◆ Problem requirements
Pull each line containing "into" out of the data and copy it.

◆ Source material
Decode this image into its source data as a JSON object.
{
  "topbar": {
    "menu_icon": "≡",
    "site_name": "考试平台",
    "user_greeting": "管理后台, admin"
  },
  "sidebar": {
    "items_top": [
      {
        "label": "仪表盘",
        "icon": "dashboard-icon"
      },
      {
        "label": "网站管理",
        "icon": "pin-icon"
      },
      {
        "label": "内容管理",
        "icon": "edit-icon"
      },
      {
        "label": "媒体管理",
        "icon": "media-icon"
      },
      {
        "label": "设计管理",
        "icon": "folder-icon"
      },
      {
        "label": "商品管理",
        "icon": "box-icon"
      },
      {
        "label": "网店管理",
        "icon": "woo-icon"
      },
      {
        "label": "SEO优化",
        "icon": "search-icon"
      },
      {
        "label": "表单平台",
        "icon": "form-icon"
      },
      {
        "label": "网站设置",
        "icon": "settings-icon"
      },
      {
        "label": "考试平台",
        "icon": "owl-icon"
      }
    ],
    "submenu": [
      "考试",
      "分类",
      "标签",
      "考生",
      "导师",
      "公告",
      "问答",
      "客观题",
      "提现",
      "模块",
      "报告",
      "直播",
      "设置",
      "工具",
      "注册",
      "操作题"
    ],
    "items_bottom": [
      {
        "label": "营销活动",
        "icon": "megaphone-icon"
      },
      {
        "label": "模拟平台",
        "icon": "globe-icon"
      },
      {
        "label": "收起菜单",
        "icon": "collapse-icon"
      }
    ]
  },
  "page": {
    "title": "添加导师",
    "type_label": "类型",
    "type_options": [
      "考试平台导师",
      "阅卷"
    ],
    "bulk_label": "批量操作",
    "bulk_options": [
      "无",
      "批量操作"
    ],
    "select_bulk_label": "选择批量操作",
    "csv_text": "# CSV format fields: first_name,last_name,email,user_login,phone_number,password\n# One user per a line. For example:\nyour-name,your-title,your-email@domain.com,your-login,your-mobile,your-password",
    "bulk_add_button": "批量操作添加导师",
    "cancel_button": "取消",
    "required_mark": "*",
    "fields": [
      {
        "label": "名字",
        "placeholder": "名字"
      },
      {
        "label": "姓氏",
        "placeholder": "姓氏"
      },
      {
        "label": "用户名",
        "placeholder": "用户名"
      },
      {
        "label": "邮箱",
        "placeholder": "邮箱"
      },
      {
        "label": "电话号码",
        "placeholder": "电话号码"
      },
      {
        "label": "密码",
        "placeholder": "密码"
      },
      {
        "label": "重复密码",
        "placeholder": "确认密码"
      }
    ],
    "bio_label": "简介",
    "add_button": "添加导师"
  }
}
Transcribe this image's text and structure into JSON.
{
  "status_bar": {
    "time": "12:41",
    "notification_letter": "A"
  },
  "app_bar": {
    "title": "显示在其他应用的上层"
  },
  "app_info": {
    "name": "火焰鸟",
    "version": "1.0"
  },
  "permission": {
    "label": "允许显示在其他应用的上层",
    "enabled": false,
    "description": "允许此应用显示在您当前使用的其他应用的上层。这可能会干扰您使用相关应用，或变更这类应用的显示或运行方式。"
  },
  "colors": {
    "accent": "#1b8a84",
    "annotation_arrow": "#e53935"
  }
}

◆ Reply to the task
Decode this image into its source data as a JSON object.
Transcribe this image's text and structure into JSON.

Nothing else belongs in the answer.